## Exercise details
Repeat the records below exactly as they appear, leaving out any pictures.

Dataset rows for apps and sites:
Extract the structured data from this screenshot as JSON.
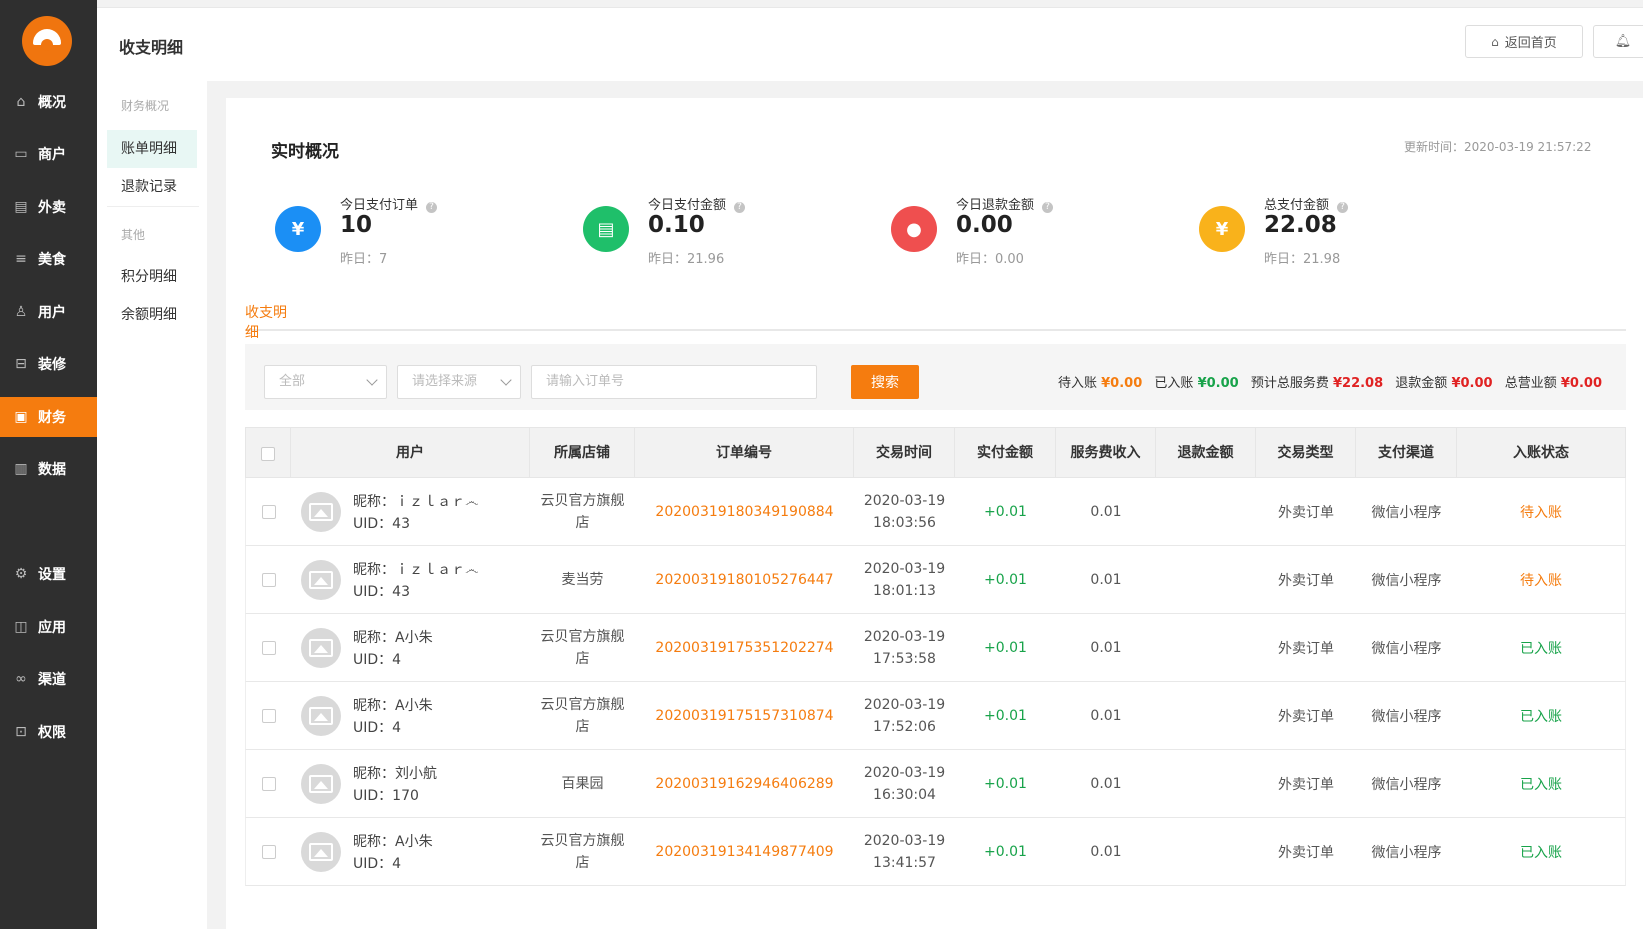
{
  "sidebar": {
    "items": [
      {
        "label": "概况",
        "icon": "home-icon"
      },
      {
        "label": "商户",
        "icon": "store-icon"
      },
      {
        "label": "外卖",
        "icon": "document-icon"
      },
      {
        "label": "美食",
        "icon": "menu-icon"
      },
      {
        "label": "用户",
        "icon": "user-icon"
      },
      {
        "label": "装修",
        "icon": "shop-decor-icon"
      },
      {
        "label": "财务",
        "icon": "wallet-icon",
        "active": true
      },
      {
        "label": "数据",
        "icon": "bar-chart-icon"
      },
      {
        "label": "设置",
        "icon": "gear-icon"
      },
      {
        "label": "应用",
        "icon": "apps-icon"
      },
      {
        "label": "渠道",
        "icon": "link-icon"
      },
      {
        "label": "权限",
        "icon": "lock-icon"
      }
    ]
  },
  "header": {
    "title": "收支明细",
    "home_button": "返回首页"
  },
  "subnav": {
    "group1": "财务概况",
    "item1": "账单明细",
    "item2": "退款记录",
    "group2": "其他",
    "item3": "积分明细",
    "item4": "余额明细"
  },
  "overview": {
    "title": "实时概况",
    "update_time": "更新时间：2020-03-19 21:57:22",
    "stats": [
      {
        "label": "今日支付订单",
        "value": "10",
        "yesterday": "昨日：7",
        "color": "#1b8ff5",
        "icon": "money-bag-icon"
      },
      {
        "label": "今日支付金额",
        "value": "0.10",
        "yesterday": "昨日：21.96",
        "color": "#1fbf6a",
        "icon": "shop-icon"
      },
      {
        "label": "今日退款金额",
        "value": "0.00",
        "yesterday": "昨日：0.00",
        "color": "#ef4f4f",
        "icon": "user-icon"
      },
      {
        "label": "总支付金额",
        "value": "22.08",
        "yesterday": "昨日：21.98",
        "color": "#f9b21b",
        "icon": "money-bag-icon"
      }
    ]
  },
  "tabs": {
    "active": "收支明细"
  },
  "filter": {
    "select_all": "全部",
    "select_source_placeholder": "请选择来源",
    "order_placeholder": "请输入订单号",
    "search_button": "搜索",
    "summary": {
      "pending_label": "待入账",
      "pending_value": "¥0.00",
      "received_label": "已入账",
      "received_value": "¥0.00",
      "fee_label": "预计总服务费",
      "fee_value": "¥22.08",
      "refund_label": "退款金额",
      "refund_value": "¥0.00",
      "revenue_label": "总营业额",
      "revenue_value": "¥0.00"
    }
  },
  "table": {
    "headers": [
      "用户",
      "所属店铺",
      "订单编号",
      "交易时间",
      "实付金额",
      "服务费收入",
      "退款金额",
      "交易类型",
      "支付渠道",
      "入账状态"
    ],
    "rows": [
      {
        "nickname": "昵称：ｉｚｌａｒ෴",
        "uid": "UID：43",
        "store1": "云贝官方旗舰",
        "store2": "店",
        "order": "20200319180349190884",
        "date": "2020-03-19",
        "time": "18:03:56",
        "paid": "+0.01",
        "fee": "0.01",
        "refund": "",
        "type": "外卖订单",
        "channel": "微信小程序",
        "status": "待入账",
        "status_kind": "wait"
      },
      {
        "nickname": "昵称：ｉｚｌａｒ෴",
        "uid": "UID：43",
        "store1": "麦当劳",
        "store2": "",
        "order": "20200319180105276447",
        "date": "2020-03-19",
        "time": "18:01:13",
        "paid": "+0.01",
        "fee": "0.01",
        "refund": "",
        "type": "外卖订单",
        "channel": "微信小程序",
        "status": "待入账",
        "status_kind": "wait"
      },
      {
        "nickname": "昵称：A小朱",
        "uid": "UID：4",
        "store1": "云贝官方旗舰",
        "store2": "店",
        "order": "20200319175351202274",
        "date": "2020-03-19",
        "time": "17:53:58",
        "paid": "+0.01",
        "fee": "0.01",
        "refund": "",
        "type": "外卖订单",
        "channel": "微信小程序",
        "status": "已入账",
        "status_kind": "done"
      },
      {
        "nickname": "昵称：A小朱",
        "uid": "UID：4",
        "store1": "云贝官方旗舰",
        "store2": "店",
        "order": "20200319175157310874",
        "date": "2020-03-19",
        "time": "17:52:06",
        "paid": "+0.01",
        "fee": "0.01",
        "refund": "",
        "type": "外卖订单",
        "channel": "微信小程序",
        "status": "已入账",
        "status_kind": "done"
      },
      {
        "nickname": "昵称：刘小航",
        "uid": "UID：170",
        "store1": "百果园",
        "store2": "",
        "order": "20200319162946406289",
        "date": "2020-03-19",
        "time": "16:30:04",
        "paid": "+0.01",
        "fee": "0.01",
        "refund": "",
        "type": "外卖订单",
        "channel": "微信小程序",
        "status": "已入账",
        "status_kind": "done"
      },
      {
        "nickname": "昵称：A小朱",
        "uid": "UID：4",
        "store1": "云贝官方旗舰",
        "store2": "店",
        "order": "20200319134149877409",
        "date": "2020-03-19",
        "time": "13:41:57",
        "paid": "+0.01",
        "fee": "0.01",
        "refund": "",
        "type": "外卖订单",
        "channel": "微信小程序",
        "status": "已入账",
        "status_kind": "done"
      }
    ]
  }
}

## Answer to the problem
Extract the structured data from this screenshot as JSON.
{
  "sidebar": {
    "items": [
      {
        "label": "概况",
        "icon": "home-icon"
      },
      {
        "label": "商户",
        "icon": "store-icon"
      },
      {
        "label": "外卖",
        "icon": "document-icon"
      },
      {
        "label": "美食",
        "icon": "menu-icon"
      },
      {
        "label": "用户",
        "icon": "user-icon"
      },
      {
        "label": "装修",
        "icon": "shop-decor-icon"
      },
      {
        "label": "财务",
        "icon": "wallet-icon",
        "active": true
      },
      {
        "label": "数据",
        "icon": "bar-chart-icon"
      },
      {
        "label": "设置",
        "icon": "gear-icon"
      },
      {
        "label": "应用",
        "icon": "apps-icon"
      },
      {
        "label": "渠道",
        "icon": "link-icon"
      },
      {
        "label": "权限",
        "icon": "lock-icon"
      }
    ]
  },
  "header": {
    "title": "收支明细",
    "home_button": "返回首页"
  },
  "subnav": {
    "group1": "财务概况",
    "item1": "账单明细",
    "item2": "退款记录",
    "group2": "其他",
    "item3": "积分明细",
    "item4": "余额明细"
  },
  "overview": {
    "title": "实时概况",
    "update_time": "更新时间：2020-03-19 21:57:22",
    "stats": [
      {
        "label": "今日支付订单",
        "value": "10",
        "yesterday": "昨日：7",
        "color": "#1b8ff5",
        "icon": "money-bag-icon"
      },
      {
        "label": "今日支付金额",
        "value": "0.10",
        "yesterday": "昨日：21.96",
        "color": "#1fbf6a",
        "icon": "shop-icon"
      },
      {
        "label": "今日退款金额",
        "value": "0.00",
        "yesterday": "昨日：0.00",
        "color": "#ef4f4f",
        "icon": "user-icon"
      },
      {
        "label": "总支付金额",
        "value": "22.08",
        "yesterday": "昨日：21.98",
        "color": "#f9b21b",
        "icon": "money-bag-icon"
      }
    ]
  },
  "tabs": {
    "active": "收支明细"
  },
  "filter": {
    "select_all": "全部",
    "select_source_placeholder": "请选择来源",
    "order_placeholder": "请输入订单号",
    "search_button": "搜索",
    "summary": {
      "pending_label": "待入账",
      "pending_value": "¥0.00",
      "received_label": "已入账",
      "received_value": "¥0.00",
      "fee_label": "预计总服务费",
      "fee_value": "¥22.08",
      "refund_label": "退款金额",
      "refund_value": "¥0.00",
      "revenue_label": "总营业额",
      "revenue_value": "¥0.00"
    }
  },
  "table": {
    "headers": [
      "用户",
      "所属店铺",
      "订单编号",
      "交易时间",
      "实付金额",
      "服务费收入",
      "退款金额",
      "交易类型",
      "支付渠道",
      "入账状态"
    ],
    "rows": [
      {
        "nickname": "昵称：ｉｚｌａｒ෴",
        "uid": "UID：43",
        "store1": "云贝官方旗舰",
        "store2": "店",
        "order": "20200319180349190884",
        "date": "2020-03-19",
        "time": "18:03:56",
        "paid": "+0.01",
        "fee": "0.01",
        "refund": "",
        "type": "外卖订单",
        "channel": "微信小程序",
        "status": "待入账",
        "status_kind": "wait"
      },
      {
        "nickname": "昵称：ｉｚｌａｒ෴",
        "uid": "UID：43",
        "store1": "麦当劳",
        "store2": "",
        "order": "20200319180105276447",
        "date": "2020-03-19",
        "time": "18:01:13",
        "paid": "+0.01",
        "fee": "0.01",
        "refund": "",
        "type": "外卖订单",
        "channel": "微信小程序",
        "status": "待入账",
        "status_kind": "wait"
      },
      {
        "nickname": "昵称：A小朱",
        "uid": "UID：4",
        "store1": "云贝官方旗舰",
        "store2": "店",
        "order": "20200319175351202274",
        "date": "2020-03-19",
        "time": "17:53:58",
        "paid": "+0.01",
        "fee": "0.01",
        "refund": "",
        "type": "外卖订单",
        "channel": "微信小程序",
        "status": "已入账",
        "status_kind": "done"
      },
      {
        "nickname": "昵称：A小朱",
        "uid": "UID：4",
        "store1": "云贝官方旗舰",
        "store2": "店",
        "order": "20200319175157310874",
        "date": "2020-03-19",
        "time": "17:52:06",
        "paid": "+0.01",
        "fee": "0.01",
        "refund": "",
        "type": "外卖订单",
        "channel": "微信小程序",
        "status": "已入账",
        "status_kind": "done"
      },
      {
        "nickname": "昵称：刘小航",
        "uid": "UID：170",
        "store1": "百果园",
        "store2": "",
        "order": "20200319162946406289",
        "date": "2020-03-19",
        "time": "16:30:04",
        "paid": "+0.01",
        "fee": "0.01",
        "refund": "",
        "type": "外卖订单",
        "channel": "微信小程序",
        "status": "已入账",
        "status_kind": "done"
      },
      {
        "nickname": "昵称：A小朱",
        "uid": "UID：4",
        "store1": "云贝官方旗舰",
        "store2": "店",
        "order": "20200319134149877409",
        "date": "2020-03-19",
        "time": "13:41:57",
        "paid": "+0.01",
        "fee": "0.01",
        "refund": "",
        "type": "外卖订单",
        "channel": "微信小程序",
        "status": "已入账",
        "status_kind": "done"
      }
    ]
  }
}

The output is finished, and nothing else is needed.